What the exercise asks –
Below are the records; copy each line in which "minimum" occurs.

Records for this task –
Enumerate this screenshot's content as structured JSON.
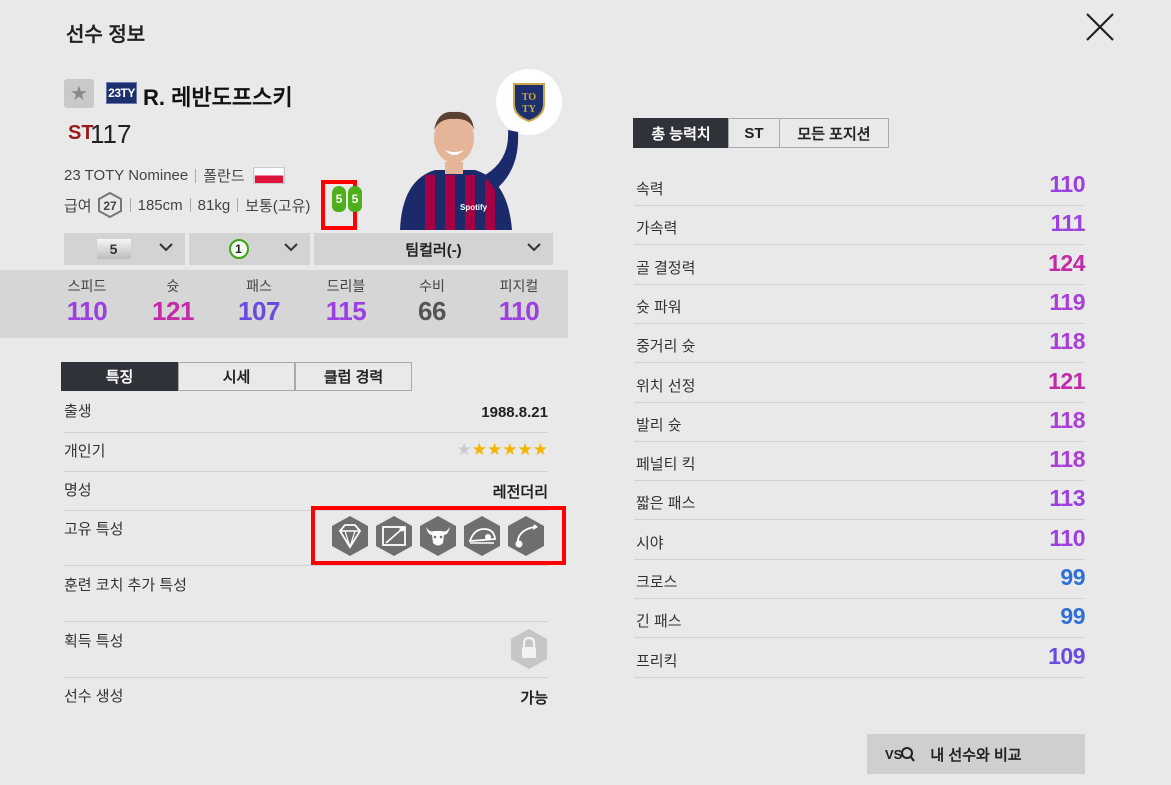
{
  "header": {
    "title": "선수 정보"
  },
  "player": {
    "season_badge": "23TY",
    "name": "R. 레반도프스키",
    "position": "ST",
    "overall": "117",
    "card_name": "23 TOTY Nominee",
    "nation": "폴란드",
    "salary_label": "급여",
    "salary": "27",
    "height": "185cm",
    "weight": "81kg",
    "body_type": "보통(고유)",
    "foot_left": "5",
    "foot_right": "5"
  },
  "dropdowns": {
    "grade": "5",
    "level": "1",
    "team_color": "팀컬러(-)"
  },
  "summary_stats": [
    {
      "label": "스피드",
      "value": "110",
      "color": "#9b3fe0"
    },
    {
      "label": "슛",
      "value": "121",
      "color": "#c22aa8"
    },
    {
      "label": "패스",
      "value": "107",
      "color": "#6b4ae0"
    },
    {
      "label": "드리블",
      "value": "115",
      "color": "#9b3fe0"
    },
    {
      "label": "수비",
      "value": "66",
      "color": "#555555"
    },
    {
      "label": "피지컬",
      "value": "110",
      "color": "#9b3fe0"
    }
  ],
  "tabs": [
    "특징",
    "시세",
    "클럽 경력"
  ],
  "features": {
    "birth_label": "출생",
    "birth": "1988.8.21",
    "skill_label": "개인기",
    "skill_stars": 5,
    "reputation_label": "명성",
    "reputation": "레전더리",
    "traits_label": "고유 특성",
    "traits": [
      "diamond-icon",
      "goal-net-icon",
      "bull-icon",
      "speed-dribble-icon",
      "curl-shot-icon"
    ],
    "coach_traits_label": "훈련 코치 추가 특성",
    "acquired_traits_label": "획득 특성",
    "creatable_label": "선수 생성",
    "creatable": "가능"
  },
  "ability_tabs": [
    "총 능력치",
    "ST",
    "모든 포지션"
  ],
  "abilities": [
    {
      "name": "속력",
      "value": "110",
      "color": "#9b3fe0"
    },
    {
      "name": "가속력",
      "value": "111",
      "color": "#9b3fe0"
    },
    {
      "name": "골 결정력",
      "value": "124",
      "color": "#c22aa8"
    },
    {
      "name": "슛 파워",
      "value": "119",
      "color": "#a93fd6"
    },
    {
      "name": "중거리 슛",
      "value": "118",
      "color": "#a93fd6"
    },
    {
      "name": "위치 선정",
      "value": "121",
      "color": "#c22aa8"
    },
    {
      "name": "발리 슛",
      "value": "118",
      "color": "#a93fd6"
    },
    {
      "name": "페널티 킥",
      "value": "118",
      "color": "#a93fd6"
    },
    {
      "name": "짧은 패스",
      "value": "113",
      "color": "#9b3fe0"
    },
    {
      "name": "시야",
      "value": "110",
      "color": "#9b3fe0"
    },
    {
      "name": "크로스",
      "value": "99",
      "color": "#2f6fd6"
    },
    {
      "name": "긴 패스",
      "value": "99",
      "color": "#2f6fd6"
    },
    {
      "name": "프리킥",
      "value": "109",
      "color": "#6b4ae0"
    }
  ],
  "compare_button": "내 선수와 비교"
}
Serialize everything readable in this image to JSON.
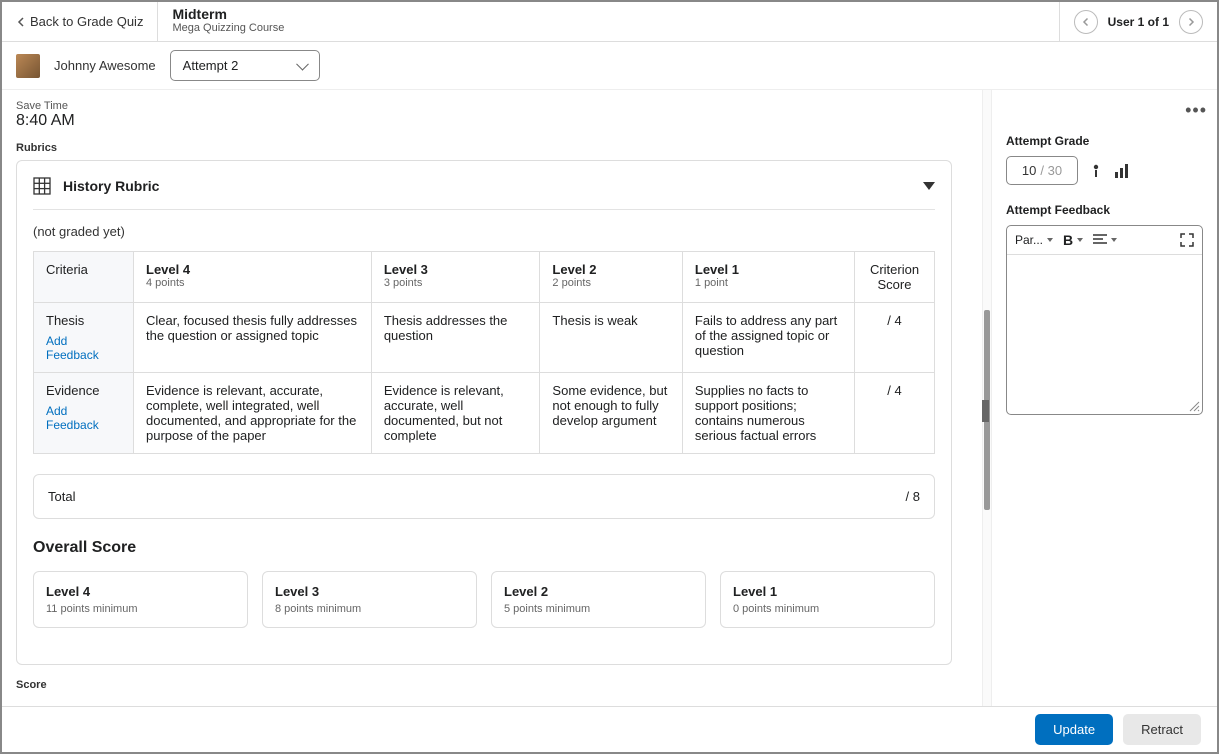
{
  "topbar": {
    "back": "Back to Grade Quiz",
    "title": "Midterm",
    "subtitle": "Mega Quizzing Course",
    "user_nav": "User 1 of 1"
  },
  "userbar": {
    "name": "Johnny Awesome",
    "attempt": "Attempt 2"
  },
  "save": {
    "label": "Save Time",
    "time": "8:40 AM"
  },
  "rubrics_label": "Rubrics",
  "rubric": {
    "title": "History Rubric",
    "not_graded": "(not graded yet)",
    "headers": {
      "criteria": "Criteria",
      "score": "Criterion Score"
    },
    "levels": [
      {
        "name": "Level 4",
        "pts": "4 points"
      },
      {
        "name": "Level 3",
        "pts": "3 points"
      },
      {
        "name": "Level 2",
        "pts": "2 points"
      },
      {
        "name": "Level 1",
        "pts": "1 point"
      }
    ],
    "rows": [
      {
        "name": "Thesis",
        "add_fb": "Add Feedback",
        "cells": [
          "Clear, focused thesis fully addresses the question or assigned topic",
          "Thesis addresses the question",
          "Thesis is weak",
          "Fails to address any part of the assigned topic or question"
        ],
        "score": "/ 4"
      },
      {
        "name": "Evidence",
        "add_fb": "Add Feedback",
        "cells": [
          "Evidence is relevant, accurate, complete, well integrated, well documented, and appropriate for the purpose of the paper",
          "Evidence is relevant, accurate, well documented, but not complete",
          "Some evidence, but not enough to fully develop argument",
          "Supplies no facts to support positions; contains numerous serious factual errors"
        ],
        "score": "/ 4"
      }
    ],
    "total_label": "Total",
    "total_score": "/ 8"
  },
  "overall": {
    "title": "Overall Score",
    "levels": [
      {
        "name": "Level 4",
        "min": "11 points minimum"
      },
      {
        "name": "Level 3",
        "min": "8 points minimum"
      },
      {
        "name": "Level 2",
        "min": "5 points minimum"
      },
      {
        "name": "Level 1",
        "min": "0 points minimum"
      }
    ]
  },
  "score_label": "Score",
  "right": {
    "attempt_grade": "Attempt Grade",
    "grade_value": "10",
    "grade_max": "/ 30",
    "feedback_label": "Attempt Feedback",
    "para": "Par..."
  },
  "footer": {
    "update": "Update",
    "retract": "Retract"
  }
}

Task result –
        "min": "11 points minimum"
        "min": "8 points minimum"
        "min": "5 points minimum"
        "min": "0 points minimum"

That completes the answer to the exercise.